Data records:
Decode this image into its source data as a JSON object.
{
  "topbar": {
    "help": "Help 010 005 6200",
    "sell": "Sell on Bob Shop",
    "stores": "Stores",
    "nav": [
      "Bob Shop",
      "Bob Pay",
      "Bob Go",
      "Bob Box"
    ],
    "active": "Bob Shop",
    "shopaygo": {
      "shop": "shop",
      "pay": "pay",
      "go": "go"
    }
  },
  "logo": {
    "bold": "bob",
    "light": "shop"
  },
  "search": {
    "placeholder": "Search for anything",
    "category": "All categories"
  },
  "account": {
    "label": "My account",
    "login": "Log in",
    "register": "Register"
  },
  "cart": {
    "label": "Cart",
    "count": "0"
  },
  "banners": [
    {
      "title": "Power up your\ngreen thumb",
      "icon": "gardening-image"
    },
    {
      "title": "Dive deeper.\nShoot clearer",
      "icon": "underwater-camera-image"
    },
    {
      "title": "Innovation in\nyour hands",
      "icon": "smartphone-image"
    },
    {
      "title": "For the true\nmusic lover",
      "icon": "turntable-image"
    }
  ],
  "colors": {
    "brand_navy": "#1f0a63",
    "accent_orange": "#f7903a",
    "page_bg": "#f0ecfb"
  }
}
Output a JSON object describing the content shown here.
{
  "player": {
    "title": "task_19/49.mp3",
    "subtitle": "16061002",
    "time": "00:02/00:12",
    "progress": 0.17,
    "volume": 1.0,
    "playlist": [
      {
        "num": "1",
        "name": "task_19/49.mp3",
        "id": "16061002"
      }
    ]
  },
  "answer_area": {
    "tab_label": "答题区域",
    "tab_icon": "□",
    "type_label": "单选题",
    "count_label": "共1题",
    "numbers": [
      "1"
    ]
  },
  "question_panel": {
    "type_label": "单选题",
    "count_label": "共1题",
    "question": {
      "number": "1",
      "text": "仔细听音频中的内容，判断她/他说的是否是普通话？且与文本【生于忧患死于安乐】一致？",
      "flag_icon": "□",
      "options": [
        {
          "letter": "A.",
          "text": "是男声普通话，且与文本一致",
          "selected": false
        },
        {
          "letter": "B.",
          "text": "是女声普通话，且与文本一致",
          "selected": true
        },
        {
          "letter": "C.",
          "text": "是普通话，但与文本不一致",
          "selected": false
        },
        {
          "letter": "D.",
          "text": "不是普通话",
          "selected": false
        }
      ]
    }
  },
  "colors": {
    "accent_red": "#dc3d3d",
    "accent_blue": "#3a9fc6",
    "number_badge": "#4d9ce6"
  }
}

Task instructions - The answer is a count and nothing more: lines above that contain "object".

Answer space - 2